In middle school, 74 percent of girls express interested in STEM (science, technology, engineering, and math), but only 0.3 percent of high school girls select computer science as a potential college major.
In 1984, 37 percent of computer science graduates were women. Today, women represent 12 percent of all computer science graduates.
Women make up half the US workforce, but only 25 percent of jobs in technical or computing fields.
These three statistics scroll at the bottom of the Girls Who Code website, setting up the odds stacked against the nonprofit group. However, Girls Who Code has its eyes on the future: The US Department of Labor projects that by 2020, there will be 1.4 million computer specialist job openings, and Girls Who Code has set out to make sure that at least half of those go to women. In order to do so, it has developed a new model of computer science education that brings together robotics, web design, and mobile development with mentorship from women in these fields.
The last day of her program, she was offered a freelance coding job at Google.
Obviously, not every participant is guaranteed a job at a major technology company, but the nonprofit hopes that the programs will inspire women to try something that isn’t ordinarily pushed their way.
"In America, girls typically don't score as high in math and science as boys," says Reshma Saujani, founder of Girls Who Code, to Oprah Magazine. "But in many other countries, that is not the case. I can still buy a pink T-shirt here that says 'Math Sucks’… If you give girls technology, how can they change the world?"
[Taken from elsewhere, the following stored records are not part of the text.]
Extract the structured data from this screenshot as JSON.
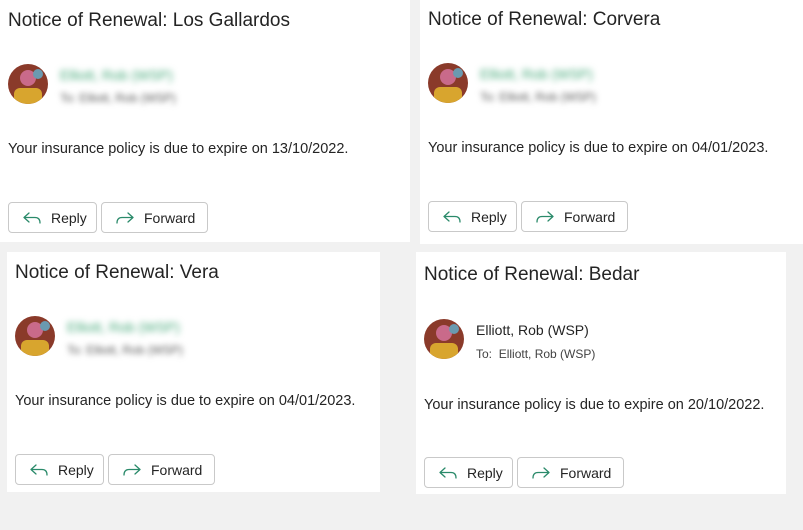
{
  "emails": [
    {
      "subject": "Notice of Renewal: Los Gallardos",
      "sender": "Elliott, Rob (WSP)",
      "to_label": "To:",
      "to": "Elliott, Rob (WSP)",
      "body": "Your insurance policy is due to expire on 13/10/2022.",
      "reply_label": "Reply",
      "forward_label": "Forward"
    },
    {
      "subject": "Notice of Renewal: Corvera",
      "sender": "Elliott, Rob (WSP)",
      "to_label": "To:",
      "to": "Elliott, Rob (WSP)",
      "body": "Your insurance policy is due to expire on 04/01/2023.",
      "reply_label": "Reply",
      "forward_label": "Forward"
    },
    {
      "subject": "Notice of Renewal: Vera",
      "sender": "Elliott, Rob (WSP)",
      "to_label": "To:",
      "to": "Elliott, Rob (WSP)",
      "body": "Your insurance policy is due to expire on 04/01/2023.",
      "reply_label": "Reply",
      "forward_label": "Forward"
    },
    {
      "subject": "Notice of Renewal: Bedar",
      "sender": "Elliott, Rob (WSP)",
      "to_label": "To:",
      "to": "Elliott, Rob (WSP)",
      "body": "Your insurance policy is due to expire on 20/10/2022.",
      "reply_label": "Reply",
      "forward_label": "Forward"
    }
  ],
  "icons": {
    "reply": "reply-arrow-icon",
    "forward": "forward-arrow-icon",
    "avatar": "user-avatar"
  },
  "colors": {
    "icon_accent": "#2a8a6a",
    "blurred_sender": "#3ea574",
    "card_border": "#c9c9c9"
  }
}
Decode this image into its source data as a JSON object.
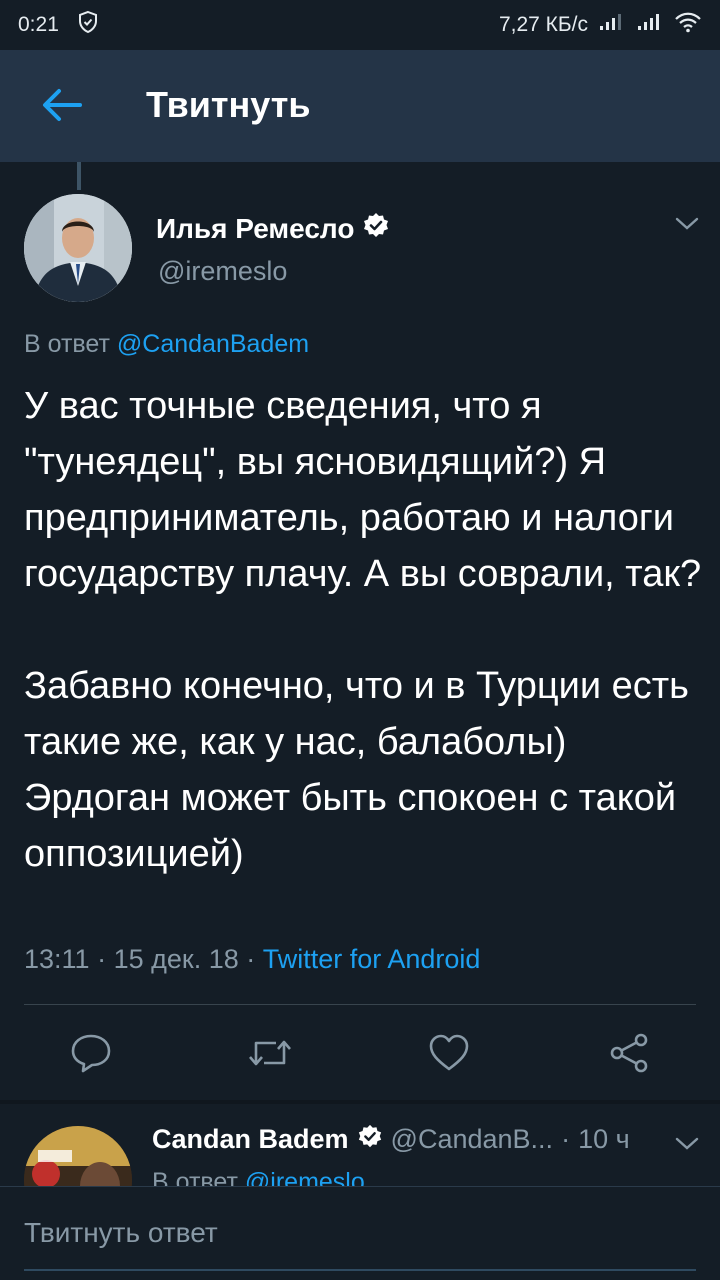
{
  "status_bar": {
    "time": "0:21",
    "network_speed": "7,27 КБ/с",
    "icons": [
      "shield-icon",
      "signal-icon",
      "signal-icon",
      "wifi-icon"
    ]
  },
  "header": {
    "back_icon": "arrow-left-icon",
    "title": "Твитнуть"
  },
  "tweet": {
    "author_name": "Илья Ремесло",
    "verified": true,
    "handle": "@iremeslo",
    "reply_prefix": "В ответ",
    "reply_mention": "@CandanBadem",
    "text": "У вас точные сведения, что я \"тунеядец\", вы ясновидящий?) Я предприниматель, работаю и налоги государству плачу. А вы соврали, так?\n\nЗабавно конечно, что и в Турции есть такие же, как у нас, балаболы) Эрдоган может быть спокоен с такой оппозицией)",
    "time": "13:11",
    "date": "15 дек. 18",
    "source": "Twitter for Android",
    "actions": [
      "reply-icon",
      "retweet-icon",
      "like-icon",
      "share-icon"
    ]
  },
  "reply_tweet": {
    "author_name": "Candan Badem",
    "verified": true,
    "handle": "@CandanB...",
    "time": "10 ч",
    "reply_prefix": "В ответ",
    "reply_mention": "@iremeslo"
  },
  "compose": {
    "placeholder": "Твитнуть ответ"
  },
  "colors": {
    "background": "#141d26",
    "header": "#243447",
    "accent": "#1da1f2",
    "secondary_text": "#8899a6"
  }
}
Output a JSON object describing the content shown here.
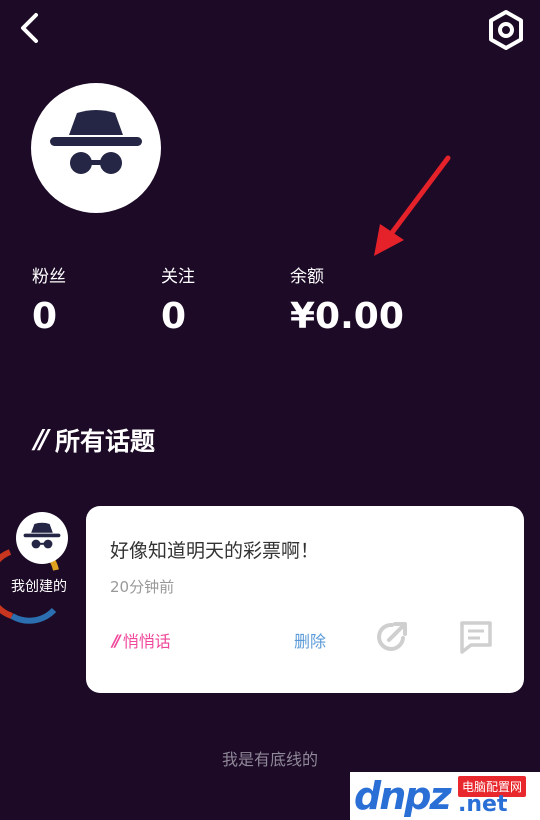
{
  "header": {
    "back_icon": "chevron-left-icon",
    "settings_icon": "settings-hexagon-icon"
  },
  "profile": {
    "avatar_icon": "incognito-hat-glasses-icon"
  },
  "stats": [
    {
      "label": "粉丝",
      "value": "0"
    },
    {
      "label": "关注",
      "value": "0"
    },
    {
      "label": "余额",
      "value": "¥0.00"
    }
  ],
  "annotation": {
    "icon": "red-arrow-icon",
    "color": "#e5212a"
  },
  "topics_section": {
    "slashes": "//",
    "title": "所有话题"
  },
  "topic_card": {
    "creator_label": "我创建的",
    "title": "好像知道明天的彩票啊！",
    "time": "20分钟前",
    "whisper_marks": "//",
    "whisper_label": "悄悄话",
    "delete_label": "删除",
    "share_icon": "share-icon",
    "comment_icon": "comment-icon"
  },
  "footer": {
    "text": "我是有底线的"
  },
  "watermark": {
    "logo": "dnpz",
    "tag": "电脑配置网",
    "domain": ".net"
  },
  "colors": {
    "background": "#1c0a26",
    "accent_pink": "#f0479a",
    "link_blue": "#5a9ad8"
  }
}
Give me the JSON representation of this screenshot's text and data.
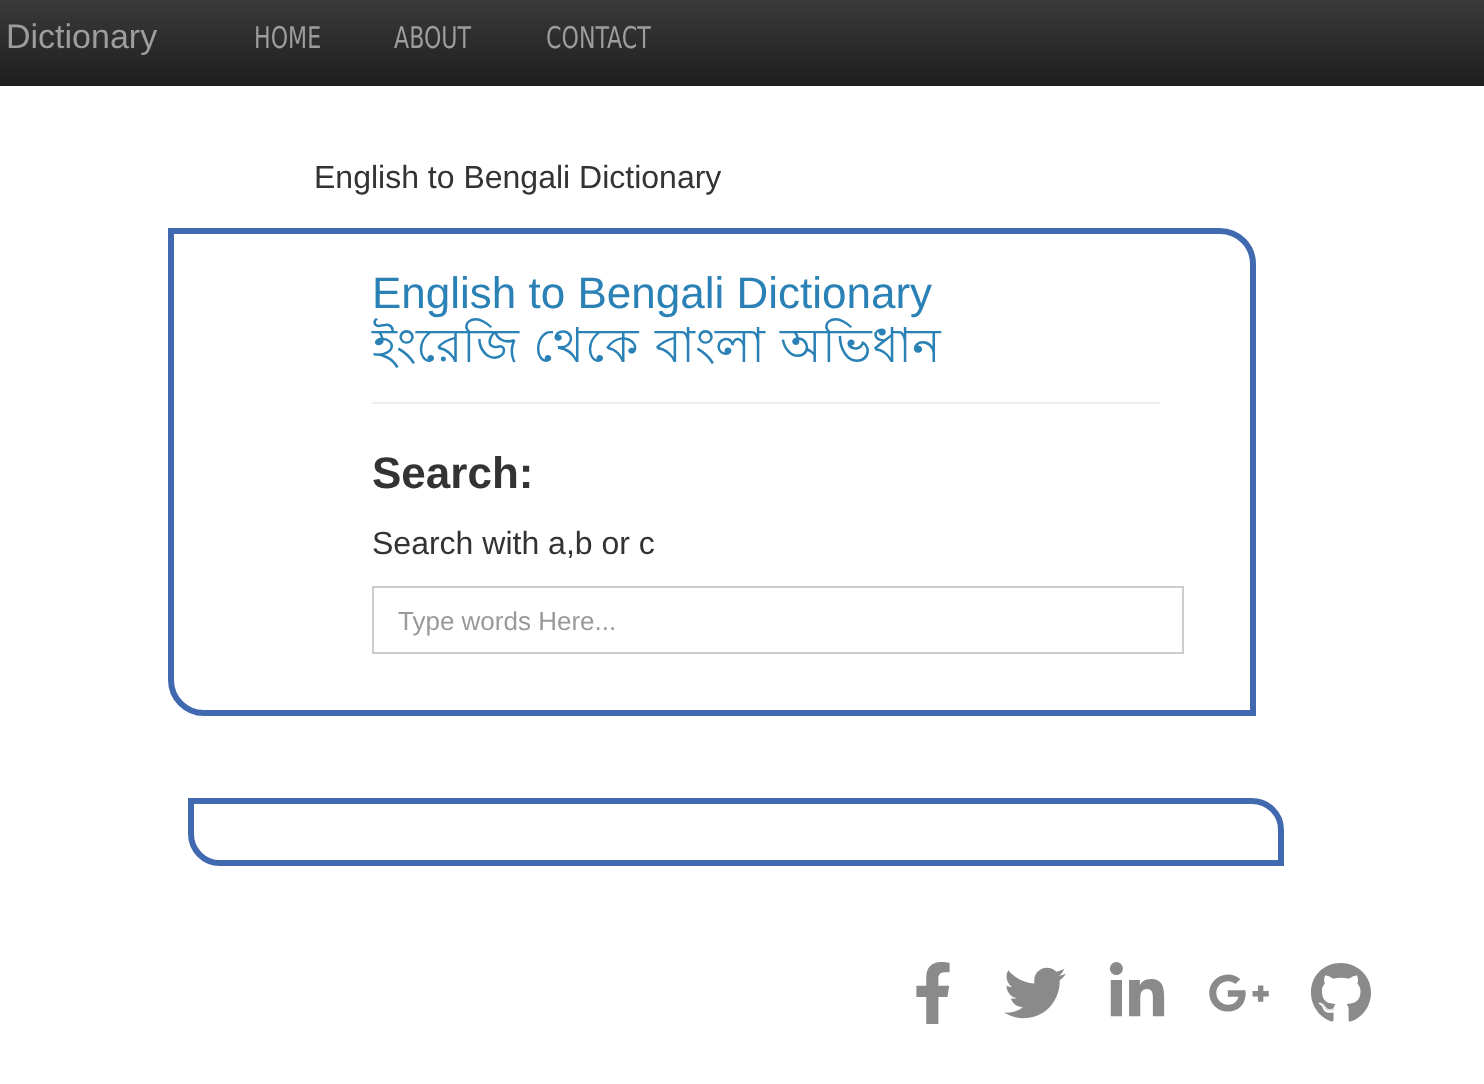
{
  "navbar": {
    "brand": "Dictionary",
    "links": [
      "HOME",
      "ABOUT",
      "CONTACT"
    ]
  },
  "page_title": "English to Bengali Dictionary",
  "search_card": {
    "heading": "English to Bengali Dictionary",
    "heading_bengali": "ইংরেজি থেকে বাংলা অভিধান",
    "search_label": "Search:",
    "hint": "Search with a,b or c",
    "search_field": {
      "placeholder": "Type words Here..."
    }
  }
}
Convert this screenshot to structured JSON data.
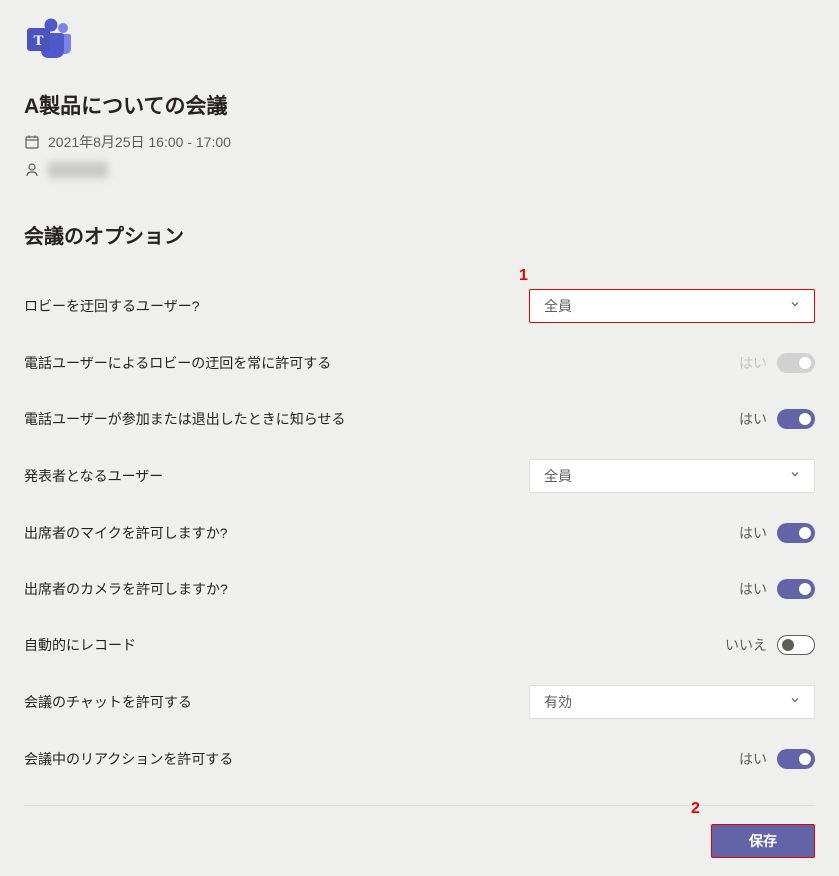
{
  "meeting": {
    "title": "A製品についての会議",
    "datetime": "2021年8月25日 16:00 - 17:00",
    "organizer": ""
  },
  "section_title": "会議のオプション",
  "options": {
    "lobby_bypass": {
      "label": "ロビーを迂回するユーザー?",
      "value": "全員"
    },
    "phone_bypass": {
      "label": "電話ユーザーによるロビーの迂回を常に許可する",
      "value_label": "はい",
      "on": true,
      "disabled": true
    },
    "announce_phone": {
      "label": "電話ユーザーが参加または退出したときに知らせる",
      "value_label": "はい",
      "on": true
    },
    "presenters": {
      "label": "発表者となるユーザー",
      "value": "全員"
    },
    "allow_mic": {
      "label": "出席者のマイクを許可しますか?",
      "value_label": "はい",
      "on": true
    },
    "allow_camera": {
      "label": "出席者のカメラを許可しますか?",
      "value_label": "はい",
      "on": true
    },
    "auto_record": {
      "label": "自動的にレコード",
      "value_label": "いいえ",
      "on": false
    },
    "allow_chat": {
      "label": "会議のチャットを許可する",
      "value": "有効"
    },
    "allow_reactions": {
      "label": "会議中のリアクションを許可する",
      "value_label": "はい",
      "on": true
    }
  },
  "annotations": {
    "one": "1",
    "two": "2"
  },
  "footer": {
    "save_label": "保存"
  }
}
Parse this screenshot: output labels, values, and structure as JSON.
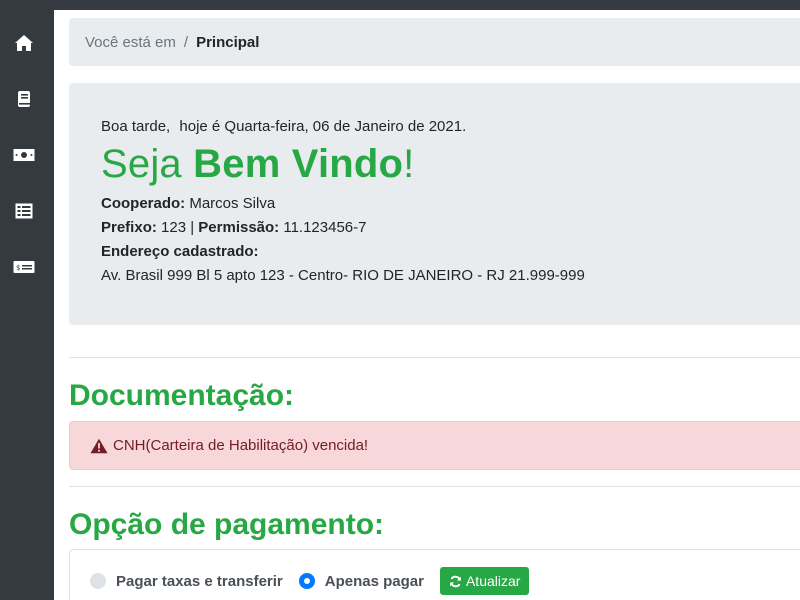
{
  "sidebar": {
    "items": [
      {
        "icon": "home-icon"
      },
      {
        "icon": "book-icon"
      },
      {
        "icon": "money-bill-icon"
      },
      {
        "icon": "list-icon"
      },
      {
        "icon": "money-check-icon"
      }
    ]
  },
  "breadcrumb": {
    "prefix": "Você está em",
    "separator": "/",
    "current": "Principal"
  },
  "welcome": {
    "greeting": "Boa tarde,",
    "date_text": "hoje é Quarta-feira, 06 de Janeiro de 2021.",
    "title_light": "Seja ",
    "title_bold": "Bem Vindo",
    "title_end": "!",
    "cooperado_label": "Cooperado:",
    "cooperado_value": " Marcos Silva",
    "prefixo_label": "Prefixo:",
    "prefixo_value": " 123 | ",
    "permissao_label": "Permissão:",
    "permissao_value": " 11.123456-7",
    "endereco_label": "Endereço cadastrado:",
    "endereco_value": "Av. Brasil 999 Bl 5 apto 123 - Centro- RIO DE JANEIRO - RJ 21.999-999"
  },
  "documentacao": {
    "heading": "Documentação:",
    "alert_text": "CNH(Carteira de Habilitação) vencida!"
  },
  "pagamento": {
    "heading": "Opção de pagamento:",
    "option_1": "Pagar taxas e transferir",
    "option_2": "Apenas pagar",
    "selected": "Apenas pagar",
    "update_button": "Atualizar"
  },
  "colors": {
    "sidebar_bg": "#343a40",
    "accent_green": "#28a745",
    "panel_bg": "#e9ecef",
    "alert_bg": "#f8d7da",
    "radio_selected": "#007bff"
  }
}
The group has summer programs in five cities plus coding clubs in four cities, with plans to develop further.